(INPUT)
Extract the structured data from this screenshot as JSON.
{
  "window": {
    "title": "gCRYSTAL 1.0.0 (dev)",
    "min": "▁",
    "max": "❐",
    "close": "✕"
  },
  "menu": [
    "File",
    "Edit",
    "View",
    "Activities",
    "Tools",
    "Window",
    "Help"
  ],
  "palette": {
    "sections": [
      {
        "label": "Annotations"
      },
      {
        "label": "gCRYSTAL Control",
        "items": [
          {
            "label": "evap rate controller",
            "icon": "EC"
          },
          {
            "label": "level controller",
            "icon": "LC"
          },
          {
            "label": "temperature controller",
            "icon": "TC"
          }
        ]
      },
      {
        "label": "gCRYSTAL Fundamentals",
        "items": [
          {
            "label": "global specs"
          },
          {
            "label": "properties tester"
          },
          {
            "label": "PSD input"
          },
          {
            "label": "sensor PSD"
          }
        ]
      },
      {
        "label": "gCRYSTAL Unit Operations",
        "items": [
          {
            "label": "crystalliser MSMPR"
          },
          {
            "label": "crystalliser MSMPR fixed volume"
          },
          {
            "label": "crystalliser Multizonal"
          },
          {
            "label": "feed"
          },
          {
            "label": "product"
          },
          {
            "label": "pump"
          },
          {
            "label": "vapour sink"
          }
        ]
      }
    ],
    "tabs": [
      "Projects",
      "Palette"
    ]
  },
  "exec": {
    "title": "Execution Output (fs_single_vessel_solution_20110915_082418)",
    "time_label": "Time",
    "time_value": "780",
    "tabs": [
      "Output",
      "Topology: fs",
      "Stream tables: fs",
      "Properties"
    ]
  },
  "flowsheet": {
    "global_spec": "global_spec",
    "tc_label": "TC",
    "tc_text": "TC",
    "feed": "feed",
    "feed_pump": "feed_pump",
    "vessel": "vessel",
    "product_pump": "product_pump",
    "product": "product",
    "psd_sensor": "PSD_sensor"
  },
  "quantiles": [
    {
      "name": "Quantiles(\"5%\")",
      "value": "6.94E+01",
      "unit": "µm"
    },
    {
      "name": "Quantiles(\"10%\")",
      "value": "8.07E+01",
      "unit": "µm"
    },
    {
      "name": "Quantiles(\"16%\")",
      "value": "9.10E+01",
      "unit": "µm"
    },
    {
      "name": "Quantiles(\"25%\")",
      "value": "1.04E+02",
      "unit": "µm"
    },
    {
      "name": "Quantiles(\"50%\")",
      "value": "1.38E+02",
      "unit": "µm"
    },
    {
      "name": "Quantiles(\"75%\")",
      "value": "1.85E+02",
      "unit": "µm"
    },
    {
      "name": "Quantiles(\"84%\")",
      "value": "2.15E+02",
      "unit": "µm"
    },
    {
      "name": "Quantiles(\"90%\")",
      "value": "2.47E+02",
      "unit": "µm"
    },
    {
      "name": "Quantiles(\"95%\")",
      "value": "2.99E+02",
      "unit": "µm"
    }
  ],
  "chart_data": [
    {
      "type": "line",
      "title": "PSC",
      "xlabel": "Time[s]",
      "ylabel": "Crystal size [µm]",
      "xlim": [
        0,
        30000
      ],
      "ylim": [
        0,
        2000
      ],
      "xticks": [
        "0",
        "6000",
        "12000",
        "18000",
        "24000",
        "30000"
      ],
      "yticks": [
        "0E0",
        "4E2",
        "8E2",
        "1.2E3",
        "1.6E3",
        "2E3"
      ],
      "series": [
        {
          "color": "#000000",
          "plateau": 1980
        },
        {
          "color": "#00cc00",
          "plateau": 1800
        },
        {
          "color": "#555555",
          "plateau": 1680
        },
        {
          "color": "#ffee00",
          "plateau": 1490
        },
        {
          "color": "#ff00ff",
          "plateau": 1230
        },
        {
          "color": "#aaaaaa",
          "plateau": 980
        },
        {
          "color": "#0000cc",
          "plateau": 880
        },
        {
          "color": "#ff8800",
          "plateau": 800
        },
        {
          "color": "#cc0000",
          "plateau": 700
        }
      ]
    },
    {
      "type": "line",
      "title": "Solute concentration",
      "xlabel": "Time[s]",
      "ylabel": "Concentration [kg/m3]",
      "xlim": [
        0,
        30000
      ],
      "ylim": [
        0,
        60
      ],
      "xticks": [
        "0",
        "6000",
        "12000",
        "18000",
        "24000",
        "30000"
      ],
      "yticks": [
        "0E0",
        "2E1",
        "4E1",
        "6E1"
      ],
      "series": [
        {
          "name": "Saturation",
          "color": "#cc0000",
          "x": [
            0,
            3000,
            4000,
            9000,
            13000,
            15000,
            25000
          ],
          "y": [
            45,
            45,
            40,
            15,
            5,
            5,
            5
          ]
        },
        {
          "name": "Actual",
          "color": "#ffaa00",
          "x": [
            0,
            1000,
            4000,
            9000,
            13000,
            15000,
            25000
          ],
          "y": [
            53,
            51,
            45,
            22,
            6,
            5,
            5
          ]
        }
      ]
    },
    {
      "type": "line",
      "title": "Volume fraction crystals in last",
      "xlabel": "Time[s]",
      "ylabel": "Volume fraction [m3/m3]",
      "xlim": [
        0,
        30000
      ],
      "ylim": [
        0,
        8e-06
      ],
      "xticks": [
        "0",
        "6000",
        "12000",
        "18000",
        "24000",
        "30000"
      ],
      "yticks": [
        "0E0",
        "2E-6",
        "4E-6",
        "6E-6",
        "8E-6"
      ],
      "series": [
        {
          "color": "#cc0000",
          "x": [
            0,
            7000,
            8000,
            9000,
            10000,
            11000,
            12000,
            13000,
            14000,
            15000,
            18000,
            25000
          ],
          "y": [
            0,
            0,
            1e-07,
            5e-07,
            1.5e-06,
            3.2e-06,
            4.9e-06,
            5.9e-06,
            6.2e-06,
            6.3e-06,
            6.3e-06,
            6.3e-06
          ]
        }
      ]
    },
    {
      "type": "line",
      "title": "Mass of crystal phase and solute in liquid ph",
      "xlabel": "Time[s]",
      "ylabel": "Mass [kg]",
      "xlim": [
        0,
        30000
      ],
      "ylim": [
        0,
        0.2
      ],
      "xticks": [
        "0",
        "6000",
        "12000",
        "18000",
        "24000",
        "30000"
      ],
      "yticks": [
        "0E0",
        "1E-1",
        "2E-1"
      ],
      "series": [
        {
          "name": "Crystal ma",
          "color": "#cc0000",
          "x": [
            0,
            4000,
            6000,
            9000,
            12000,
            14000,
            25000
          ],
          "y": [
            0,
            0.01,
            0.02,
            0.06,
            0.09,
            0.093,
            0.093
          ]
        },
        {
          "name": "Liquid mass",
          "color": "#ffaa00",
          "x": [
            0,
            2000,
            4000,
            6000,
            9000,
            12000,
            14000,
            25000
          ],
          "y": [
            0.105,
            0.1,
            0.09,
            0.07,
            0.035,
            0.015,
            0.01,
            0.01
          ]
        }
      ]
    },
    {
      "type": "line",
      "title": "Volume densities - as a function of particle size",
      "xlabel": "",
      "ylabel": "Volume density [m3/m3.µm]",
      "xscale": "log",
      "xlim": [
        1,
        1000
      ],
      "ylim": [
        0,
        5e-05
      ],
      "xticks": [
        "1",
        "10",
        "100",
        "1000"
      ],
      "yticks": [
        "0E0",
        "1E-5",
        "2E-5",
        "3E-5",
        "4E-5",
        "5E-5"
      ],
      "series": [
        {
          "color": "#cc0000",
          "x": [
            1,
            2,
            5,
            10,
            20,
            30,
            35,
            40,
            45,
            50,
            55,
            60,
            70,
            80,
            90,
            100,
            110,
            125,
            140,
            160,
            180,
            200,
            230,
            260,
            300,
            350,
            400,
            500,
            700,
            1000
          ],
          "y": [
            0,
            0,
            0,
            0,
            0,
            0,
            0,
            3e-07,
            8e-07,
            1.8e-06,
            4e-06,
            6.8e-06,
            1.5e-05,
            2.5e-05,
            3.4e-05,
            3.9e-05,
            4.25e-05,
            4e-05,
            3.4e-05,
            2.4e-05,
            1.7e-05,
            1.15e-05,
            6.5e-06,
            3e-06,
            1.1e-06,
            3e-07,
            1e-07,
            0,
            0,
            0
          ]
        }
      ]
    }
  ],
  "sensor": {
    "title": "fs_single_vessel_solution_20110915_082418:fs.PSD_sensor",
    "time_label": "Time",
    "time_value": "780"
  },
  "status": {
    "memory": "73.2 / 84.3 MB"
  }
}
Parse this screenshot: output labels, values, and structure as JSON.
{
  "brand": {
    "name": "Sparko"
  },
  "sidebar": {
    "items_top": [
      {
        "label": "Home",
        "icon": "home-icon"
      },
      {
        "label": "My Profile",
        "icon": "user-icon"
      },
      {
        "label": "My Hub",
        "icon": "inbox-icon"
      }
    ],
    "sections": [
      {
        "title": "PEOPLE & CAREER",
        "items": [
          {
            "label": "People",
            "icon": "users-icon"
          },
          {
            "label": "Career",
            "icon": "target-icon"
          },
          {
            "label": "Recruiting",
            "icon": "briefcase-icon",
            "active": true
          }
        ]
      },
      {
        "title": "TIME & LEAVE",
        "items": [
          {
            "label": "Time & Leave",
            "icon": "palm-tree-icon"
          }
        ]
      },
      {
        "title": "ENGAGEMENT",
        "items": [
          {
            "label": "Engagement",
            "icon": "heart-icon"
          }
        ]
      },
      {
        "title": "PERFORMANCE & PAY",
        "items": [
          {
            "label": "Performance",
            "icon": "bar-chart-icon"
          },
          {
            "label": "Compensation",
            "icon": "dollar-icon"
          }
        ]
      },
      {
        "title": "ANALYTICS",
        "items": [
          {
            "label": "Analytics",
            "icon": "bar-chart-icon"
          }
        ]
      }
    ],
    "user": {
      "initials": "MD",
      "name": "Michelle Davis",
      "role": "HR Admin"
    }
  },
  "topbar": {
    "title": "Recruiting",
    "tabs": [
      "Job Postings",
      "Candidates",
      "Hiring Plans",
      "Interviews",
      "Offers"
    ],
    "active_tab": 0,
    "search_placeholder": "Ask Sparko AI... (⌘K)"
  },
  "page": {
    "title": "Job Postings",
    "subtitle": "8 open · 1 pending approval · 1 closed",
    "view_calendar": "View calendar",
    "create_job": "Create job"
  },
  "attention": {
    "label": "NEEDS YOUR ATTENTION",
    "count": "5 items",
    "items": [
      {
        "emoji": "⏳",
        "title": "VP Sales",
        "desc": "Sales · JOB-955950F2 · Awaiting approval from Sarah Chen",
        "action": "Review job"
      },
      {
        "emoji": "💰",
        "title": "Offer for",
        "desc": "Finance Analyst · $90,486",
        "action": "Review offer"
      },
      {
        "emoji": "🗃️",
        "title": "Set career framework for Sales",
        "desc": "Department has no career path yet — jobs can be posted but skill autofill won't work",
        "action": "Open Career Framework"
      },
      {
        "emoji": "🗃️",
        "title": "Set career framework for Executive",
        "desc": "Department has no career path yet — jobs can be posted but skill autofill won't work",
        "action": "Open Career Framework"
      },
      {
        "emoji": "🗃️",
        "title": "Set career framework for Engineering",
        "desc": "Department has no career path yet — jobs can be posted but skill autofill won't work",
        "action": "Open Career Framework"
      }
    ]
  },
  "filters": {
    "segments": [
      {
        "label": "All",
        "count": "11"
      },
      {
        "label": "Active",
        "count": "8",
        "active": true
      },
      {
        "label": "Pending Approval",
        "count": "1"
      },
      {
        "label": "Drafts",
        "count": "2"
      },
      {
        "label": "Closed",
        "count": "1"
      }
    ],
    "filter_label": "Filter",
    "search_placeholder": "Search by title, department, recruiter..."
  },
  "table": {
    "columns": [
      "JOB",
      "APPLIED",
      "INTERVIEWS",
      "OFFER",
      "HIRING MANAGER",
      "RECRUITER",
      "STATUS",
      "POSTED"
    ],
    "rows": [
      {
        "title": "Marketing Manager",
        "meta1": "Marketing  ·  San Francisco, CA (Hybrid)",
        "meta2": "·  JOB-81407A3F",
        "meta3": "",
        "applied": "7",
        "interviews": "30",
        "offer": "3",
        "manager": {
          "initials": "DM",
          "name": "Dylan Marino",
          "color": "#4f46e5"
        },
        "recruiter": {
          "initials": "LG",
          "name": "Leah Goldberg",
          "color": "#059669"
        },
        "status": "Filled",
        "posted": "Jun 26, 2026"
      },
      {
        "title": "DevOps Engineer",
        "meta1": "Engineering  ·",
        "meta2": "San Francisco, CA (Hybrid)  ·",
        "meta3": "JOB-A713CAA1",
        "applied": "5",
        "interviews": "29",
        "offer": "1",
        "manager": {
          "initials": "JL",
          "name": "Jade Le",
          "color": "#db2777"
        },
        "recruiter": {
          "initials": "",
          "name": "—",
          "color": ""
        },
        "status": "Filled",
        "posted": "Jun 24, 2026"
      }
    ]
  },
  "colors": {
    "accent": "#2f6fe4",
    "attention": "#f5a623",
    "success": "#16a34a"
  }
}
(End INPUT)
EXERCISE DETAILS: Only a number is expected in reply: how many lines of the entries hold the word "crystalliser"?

EXERCISE ANSWER: 3